Menorah Foundation School

Menorah Foundation School


PSHE Lead: Miss Ladier


At Menorah Foundation School, we aim to empower and educate our pupils to live their best lives, building a safe and supportive community where mental, emotional, and physical wellbeing are prioritised. As a Modern Orthodox Jewish School, we deem it paramount for our children to make links with their teachings about Middos, Torah Im Derech Eretz and Gemilus Chasodim, built through our emphasis on Hakoras Hatoiv, and recognise this in our PSHE curriculum.

We are committed to educating our children on how to foster positive, healthy relationships, providing them with the necessary tools and strategies to navigate conflict and problem solve. We strive to nurture our pupils’ sense of citizenship, teaching them about their local community and how they can positively contribute. At MFS, we recognise that we live in an evolving digital age, and whilst we equip our children with the knowledge and skills to succeed with this, we aim for our children to identify online risks, and to be SMART (Safe, Meeting, Accepting, Reliable, Tell). In addition to this, we encourage our pupils to lead a healthy lifestyle by highlighting the importance of hygiene, diet and physical health. At MFS we understand the importance of physical activity and its positive impact on mental wellbeing and create opportunities for our children to be more active.

As a school, we are passionate about our children having a voice. We aim to instil confidence in our pupils in order for them to express their views and opinions. We hope that they will be able to contribute to wider school life and bring about positive change.

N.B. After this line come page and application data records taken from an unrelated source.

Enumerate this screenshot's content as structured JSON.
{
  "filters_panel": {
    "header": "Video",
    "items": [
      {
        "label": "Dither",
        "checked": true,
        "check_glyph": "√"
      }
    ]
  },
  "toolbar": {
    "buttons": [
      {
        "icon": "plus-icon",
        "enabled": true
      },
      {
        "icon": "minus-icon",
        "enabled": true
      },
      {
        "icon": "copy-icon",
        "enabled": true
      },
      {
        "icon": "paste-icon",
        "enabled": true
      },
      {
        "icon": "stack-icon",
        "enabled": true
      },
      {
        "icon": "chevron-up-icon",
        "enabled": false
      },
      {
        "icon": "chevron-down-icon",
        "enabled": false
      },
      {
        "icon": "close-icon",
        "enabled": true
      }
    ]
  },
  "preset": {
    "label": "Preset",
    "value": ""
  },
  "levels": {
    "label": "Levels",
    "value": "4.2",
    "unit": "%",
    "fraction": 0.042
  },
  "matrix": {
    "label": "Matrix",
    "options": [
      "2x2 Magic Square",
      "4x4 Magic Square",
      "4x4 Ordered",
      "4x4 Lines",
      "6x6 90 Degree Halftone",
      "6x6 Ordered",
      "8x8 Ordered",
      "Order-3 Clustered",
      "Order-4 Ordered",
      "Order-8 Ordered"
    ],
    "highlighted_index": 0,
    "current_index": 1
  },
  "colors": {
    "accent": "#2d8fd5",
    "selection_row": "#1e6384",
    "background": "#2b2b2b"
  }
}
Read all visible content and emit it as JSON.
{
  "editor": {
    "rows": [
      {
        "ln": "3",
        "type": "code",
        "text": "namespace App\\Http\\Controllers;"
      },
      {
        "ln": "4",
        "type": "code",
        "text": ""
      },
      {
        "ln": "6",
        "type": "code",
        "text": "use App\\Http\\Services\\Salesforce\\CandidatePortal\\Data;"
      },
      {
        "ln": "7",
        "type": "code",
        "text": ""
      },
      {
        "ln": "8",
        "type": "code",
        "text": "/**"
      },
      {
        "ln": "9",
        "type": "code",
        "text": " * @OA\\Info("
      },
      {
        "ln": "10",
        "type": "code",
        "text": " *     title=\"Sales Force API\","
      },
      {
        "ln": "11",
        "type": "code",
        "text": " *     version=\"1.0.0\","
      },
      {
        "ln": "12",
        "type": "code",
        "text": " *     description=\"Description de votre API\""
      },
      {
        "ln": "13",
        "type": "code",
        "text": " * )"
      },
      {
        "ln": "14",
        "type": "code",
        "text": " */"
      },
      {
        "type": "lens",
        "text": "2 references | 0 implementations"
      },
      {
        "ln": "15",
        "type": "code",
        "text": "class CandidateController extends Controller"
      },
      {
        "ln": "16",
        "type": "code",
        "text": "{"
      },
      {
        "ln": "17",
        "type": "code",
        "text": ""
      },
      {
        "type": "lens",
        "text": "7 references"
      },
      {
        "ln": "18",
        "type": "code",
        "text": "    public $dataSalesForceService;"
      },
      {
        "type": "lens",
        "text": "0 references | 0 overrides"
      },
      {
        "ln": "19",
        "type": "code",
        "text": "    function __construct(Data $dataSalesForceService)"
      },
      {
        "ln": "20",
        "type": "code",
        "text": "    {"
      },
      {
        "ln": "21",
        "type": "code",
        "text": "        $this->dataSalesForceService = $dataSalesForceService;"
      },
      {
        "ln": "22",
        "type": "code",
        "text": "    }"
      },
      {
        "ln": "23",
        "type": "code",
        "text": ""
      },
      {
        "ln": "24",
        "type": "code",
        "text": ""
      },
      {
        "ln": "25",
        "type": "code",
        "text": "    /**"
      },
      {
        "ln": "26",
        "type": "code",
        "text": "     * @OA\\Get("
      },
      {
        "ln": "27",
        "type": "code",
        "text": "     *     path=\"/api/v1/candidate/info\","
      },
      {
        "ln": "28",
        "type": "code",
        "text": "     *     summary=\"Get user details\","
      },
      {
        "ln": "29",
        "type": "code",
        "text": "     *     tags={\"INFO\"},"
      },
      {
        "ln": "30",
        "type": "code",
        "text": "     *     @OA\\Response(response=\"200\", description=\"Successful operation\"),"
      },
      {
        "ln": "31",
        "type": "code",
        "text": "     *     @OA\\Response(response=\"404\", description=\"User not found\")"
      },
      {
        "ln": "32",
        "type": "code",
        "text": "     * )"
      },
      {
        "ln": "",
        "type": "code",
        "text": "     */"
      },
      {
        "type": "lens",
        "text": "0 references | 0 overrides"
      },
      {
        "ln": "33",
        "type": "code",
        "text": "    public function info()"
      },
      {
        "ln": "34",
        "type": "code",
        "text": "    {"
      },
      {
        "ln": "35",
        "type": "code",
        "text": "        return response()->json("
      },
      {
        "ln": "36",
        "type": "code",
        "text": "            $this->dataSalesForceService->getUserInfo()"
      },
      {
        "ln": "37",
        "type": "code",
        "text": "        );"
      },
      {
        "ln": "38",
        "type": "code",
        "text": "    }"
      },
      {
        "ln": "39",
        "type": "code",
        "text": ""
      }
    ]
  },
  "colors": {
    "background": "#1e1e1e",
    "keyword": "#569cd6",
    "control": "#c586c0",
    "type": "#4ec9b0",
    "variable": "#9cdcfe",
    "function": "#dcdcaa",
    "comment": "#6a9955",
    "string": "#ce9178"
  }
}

By addressing these crucial components, we strive to create a community where everyone feels empowered, resilient, and capable of navigating the challenges of today's world while promoting kindness, empathy, and a sense of belonging.

How We Teach PSHE at MFS

  • A curriculum map ensures full coverage of the PSHE/RSE National Curriculum.
  • Medium term plans enable teachers to ensure that each PSHE topic is covered in full.
  • Prior knowledge is assessed at the beginning of a new block of learning so that gaps and misconceptions can be addressed before learning new material.
  • Prior learning is included at the beginning of each PSHE lesson so that children can retrieve previously learnt material. These tasks are bespoke for the needs of each class.
  • Teachers introduce and continuously revisit key vocabulary at the beginning of each PSHE lesson. This enables children to access and deepen their understanding and supports them to speak and write confidently. 
  • Teachers have the necessary resources for planning and presenting engaging lessons that inspire children.
  • Children are encouraged to ask questions and make links with learning in other areas of the curriculum.
  • We build on children’s cultural capital by finding opportunities for children to connect with people form the wider community e.g. police visits, charity work
  • We promote physical activity through the Daily Mile
  • Pupil voice is promoted through our Student Council, Eco Warriors, Break Buddies, Book Club, Chessed Club, suggestion box and when children meet with subject leaders to give feedback on the curriculum.
  • Weekly assemblies celebrate our pupils and recognise their achievements, and teach our children about current affairs and world events.
  • Votes for Schools, which we use in weekly assemblies, empowers our pupils to engage with the world around them, think critically, and make their voices heard.
  • A current affairs display encourages the children to discuss and debate issues.
  • Teachers have the opportunity to observe and be observed teaching PSHE in order to share best practice.


As a result of our PSHE teaching at Menorah Foundation School, you will see:

  • Children who can build positive, healthy relationships and who are able to navigate conflict.
  • Children who are confident and can demonstrate resilience. 
  • Children who are aware of their emotions and can self-regulate.
  • Children who are tolerant and respectful of others, especially those who are different to them.
  • Children who understand the importance of a healthy lifestyle.
  • Children who can be SMART online.
  • Children who make links with learning in other areas of the curriculum, including in Jewish Studies.
  • Children who can work collaboratively and can contribute to the wider community.
  • Children who are confident to voice their opinions and views.